* LISTED ENTRIES *

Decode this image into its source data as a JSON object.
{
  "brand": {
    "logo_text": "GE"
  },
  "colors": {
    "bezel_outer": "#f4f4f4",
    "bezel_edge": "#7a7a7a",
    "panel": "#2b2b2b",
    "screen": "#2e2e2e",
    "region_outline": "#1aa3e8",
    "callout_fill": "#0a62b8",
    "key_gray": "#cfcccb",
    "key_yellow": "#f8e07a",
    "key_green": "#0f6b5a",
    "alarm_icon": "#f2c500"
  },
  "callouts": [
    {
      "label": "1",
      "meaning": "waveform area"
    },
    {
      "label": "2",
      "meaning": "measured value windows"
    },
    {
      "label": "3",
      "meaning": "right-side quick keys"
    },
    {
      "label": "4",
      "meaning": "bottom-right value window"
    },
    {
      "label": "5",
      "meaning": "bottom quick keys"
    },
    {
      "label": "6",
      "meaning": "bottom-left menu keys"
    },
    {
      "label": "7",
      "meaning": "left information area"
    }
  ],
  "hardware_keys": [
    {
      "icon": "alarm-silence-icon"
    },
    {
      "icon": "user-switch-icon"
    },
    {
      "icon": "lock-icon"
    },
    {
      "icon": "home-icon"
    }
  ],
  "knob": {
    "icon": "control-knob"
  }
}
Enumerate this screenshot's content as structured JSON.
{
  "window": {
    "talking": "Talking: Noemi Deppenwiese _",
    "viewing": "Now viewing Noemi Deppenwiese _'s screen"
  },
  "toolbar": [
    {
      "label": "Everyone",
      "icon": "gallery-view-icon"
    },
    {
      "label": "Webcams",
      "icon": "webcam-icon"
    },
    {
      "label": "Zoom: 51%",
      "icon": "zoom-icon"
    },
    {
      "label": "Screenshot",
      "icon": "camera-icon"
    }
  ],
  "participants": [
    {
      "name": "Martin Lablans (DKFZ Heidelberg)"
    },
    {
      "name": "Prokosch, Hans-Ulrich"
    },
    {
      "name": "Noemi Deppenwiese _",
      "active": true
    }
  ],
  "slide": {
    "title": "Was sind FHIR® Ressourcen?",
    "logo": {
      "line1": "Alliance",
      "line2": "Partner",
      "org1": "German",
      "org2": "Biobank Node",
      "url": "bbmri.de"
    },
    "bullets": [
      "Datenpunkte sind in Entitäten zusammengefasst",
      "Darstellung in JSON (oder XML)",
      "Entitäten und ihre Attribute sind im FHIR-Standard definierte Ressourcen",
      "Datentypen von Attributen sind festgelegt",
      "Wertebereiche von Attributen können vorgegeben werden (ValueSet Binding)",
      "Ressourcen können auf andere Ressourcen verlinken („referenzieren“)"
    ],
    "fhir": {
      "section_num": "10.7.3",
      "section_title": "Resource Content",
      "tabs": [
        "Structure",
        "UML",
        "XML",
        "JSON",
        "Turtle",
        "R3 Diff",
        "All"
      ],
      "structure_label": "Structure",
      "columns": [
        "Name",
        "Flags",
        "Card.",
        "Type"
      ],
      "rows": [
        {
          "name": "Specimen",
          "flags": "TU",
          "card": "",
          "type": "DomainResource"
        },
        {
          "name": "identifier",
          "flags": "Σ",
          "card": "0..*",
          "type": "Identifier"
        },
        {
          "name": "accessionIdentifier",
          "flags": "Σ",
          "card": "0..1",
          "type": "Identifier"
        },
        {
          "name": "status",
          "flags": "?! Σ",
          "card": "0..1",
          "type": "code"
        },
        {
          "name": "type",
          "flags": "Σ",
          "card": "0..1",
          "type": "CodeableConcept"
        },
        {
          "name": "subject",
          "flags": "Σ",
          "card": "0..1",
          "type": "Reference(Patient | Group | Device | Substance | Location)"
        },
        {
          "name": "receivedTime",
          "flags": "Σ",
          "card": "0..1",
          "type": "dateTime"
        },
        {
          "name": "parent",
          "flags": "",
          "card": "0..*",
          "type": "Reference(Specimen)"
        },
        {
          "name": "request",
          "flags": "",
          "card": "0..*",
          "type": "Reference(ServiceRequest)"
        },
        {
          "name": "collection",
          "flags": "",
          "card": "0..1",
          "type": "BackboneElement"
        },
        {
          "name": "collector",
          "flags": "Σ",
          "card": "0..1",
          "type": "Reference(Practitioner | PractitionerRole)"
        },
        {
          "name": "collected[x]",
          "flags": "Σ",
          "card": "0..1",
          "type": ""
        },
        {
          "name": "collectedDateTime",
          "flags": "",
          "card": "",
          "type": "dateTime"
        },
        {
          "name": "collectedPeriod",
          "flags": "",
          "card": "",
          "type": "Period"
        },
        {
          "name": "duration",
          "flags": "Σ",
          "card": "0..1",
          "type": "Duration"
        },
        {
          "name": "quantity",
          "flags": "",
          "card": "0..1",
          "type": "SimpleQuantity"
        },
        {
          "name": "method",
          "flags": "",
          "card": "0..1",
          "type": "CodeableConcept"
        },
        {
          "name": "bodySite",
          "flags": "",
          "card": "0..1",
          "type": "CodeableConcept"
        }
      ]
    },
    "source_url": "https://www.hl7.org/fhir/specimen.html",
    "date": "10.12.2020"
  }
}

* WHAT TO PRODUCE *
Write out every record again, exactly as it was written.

* ANSWER BELOW *
Decode this image into its source data as a JSON object.
{
  "brand": {
    "logo_text": "GE"
  },
  "colors": {
    "bezel_outer": "#f4f4f4",
    "bezel_edge": "#7a7a7a",
    "panel": "#2b2b2b",
    "screen": "#2e2e2e",
    "region_outline": "#1aa3e8",
    "callout_fill": "#0a62b8",
    "key_gray": "#cfcccb",
    "key_yellow": "#f8e07a",
    "key_green": "#0f6b5a",
    "alarm_icon": "#f2c500"
  },
  "callouts": [
    {
      "label": "1",
      "meaning": "waveform area"
    },
    {
      "label": "2",
      "meaning": "measured value windows"
    },
    {
      "label": "3",
      "meaning": "right-side quick keys"
    },
    {
      "label": "4",
      "meaning": "bottom-right value window"
    },
    {
      "label": "5",
      "meaning": "bottom quick keys"
    },
    {
      "label": "6",
      "meaning": "bottom-left menu keys"
    },
    {
      "label": "7",
      "meaning": "left information area"
    }
  ],
  "hardware_keys": [
    {
      "icon": "alarm-silence-icon"
    },
    {
      "icon": "user-switch-icon"
    },
    {
      "icon": "lock-icon"
    },
    {
      "icon": "home-icon"
    }
  ],
  "knob": {
    "icon": "control-knob"
  }
}
Enumerate this screenshot's content as structured JSON.
{
  "window": {
    "talking": "Talking: Noemi Deppenwiese _",
    "viewing": "Now viewing Noemi Deppenwiese _'s screen"
  },
  "toolbar": [
    {
      "label": "Everyone",
      "icon": "gallery-view-icon"
    },
    {
      "label": "Webcams",
      "icon": "webcam-icon"
    },
    {
      "label": "Zoom: 51%",
      "icon": "zoom-icon"
    },
    {
      "label": "Screenshot",
      "icon": "camera-icon"
    }
  ],
  "participants": [
    {
      "name": "Martin Lablans (DKFZ Heidelberg)"
    },
    {
      "name": "Prokosch, Hans-Ulrich"
    },
    {
      "name": "Noemi Deppenwiese _",
      "active": true
    }
  ],
  "slide": {
    "title": "Was sind FHIR® Ressourcen?",
    "logo": {
      "line1": "Alliance",
      "line2": "Partner",
      "org1": "German",
      "org2": "Biobank Node",
      "url": "bbmri.de"
    },
    "bullets": [
      "Datenpunkte sind in Entitäten zusammengefasst",
      "Darstellung in JSON (oder XML)",
      "Entitäten und ihre Attribute sind im FHIR-Standard definierte Ressourcen",
      "Datentypen von Attributen sind festgelegt",
      "Wertebereiche von Attributen können vorgegeben werden (ValueSet Binding)",
      "Ressourcen können auf andere Ressourcen verlinken („referenzieren“)"
    ],
    "fhir": {
      "section_num": "10.7.3",
      "section_title": "Resource Content",
      "tabs": [
        "Structure",
        "UML",
        "XML",
        "JSON",
        "Turtle",
        "R3 Diff",
        "All"
      ],
      "structure_label": "Structure",
      "columns": [
        "Name",
        "Flags",
        "Card.",
        "Type"
      ],
      "rows": [
        {
          "name": "Specimen",
          "flags": "TU",
          "card": "",
          "type": "DomainResource"
        },
        {
          "name": "identifier",
          "flags": "Σ",
          "card": "0..*",
          "type": "Identifier"
        },
        {
          "name": "accessionIdentifier",
          "flags": "Σ",
          "card": "0..1",
          "type": "Identifier"
        },
        {
          "name": "status",
          "flags": "?! Σ",
          "card": "0..1",
          "type": "code"
        },
        {
          "name": "type",
          "flags": "Σ",
          "card": "0..1",
          "type": "CodeableConcept"
        },
        {
          "name": "subject",
          "flags": "Σ",
          "card": "0..1",
          "type": "Reference(Patient | Group | Device | Substance | Location)"
        },
        {
          "name": "receivedTime",
          "flags": "Σ",
          "card": "0..1",
          "type": "dateTime"
        },
        {
          "name": "parent",
          "flags": "",
          "card": "0..*",
          "type": "Reference(Specimen)"
        },
        {
          "name": "request",
          "flags": "",
          "card": "0..*",
          "type": "Reference(ServiceRequest)"
        },
        {
          "name": "collection",
          "flags": "",
          "card": "0..1",
          "type": "BackboneElement"
        },
        {
          "name": "collector",
          "flags": "Σ",
          "card": "0..1",
          "type": "Reference(Practitioner | PractitionerRole)"
        },
        {
          "name": "collected[x]",
          "flags": "Σ",
          "card": "0..1",
          "type": ""
        },
        {
          "name": "collectedDateTime",
          "flags": "",
          "card": "",
          "type": "dateTime"
        },
        {
          "name": "collectedPeriod",
          "flags": "",
          "card": "",
          "type": "Period"
        },
        {
          "name": "duration",
          "flags": "Σ",
          "card": "0..1",
          "type": "Duration"
        },
        {
          "name": "quantity",
          "flags": "",
          "card": "0..1",
          "type": "SimpleQuantity"
        },
        {
          "name": "method",
          "flags": "",
          "card": "0..1",
          "type": "CodeableConcept"
        },
        {
          "name": "bodySite",
          "flags": "",
          "card": "0..1",
          "type": "CodeableConcept"
        }
      ]
    },
    "source_url": "https://www.hl7.org/fhir/specimen.html",
    "date": "10.12.2020"
  }
}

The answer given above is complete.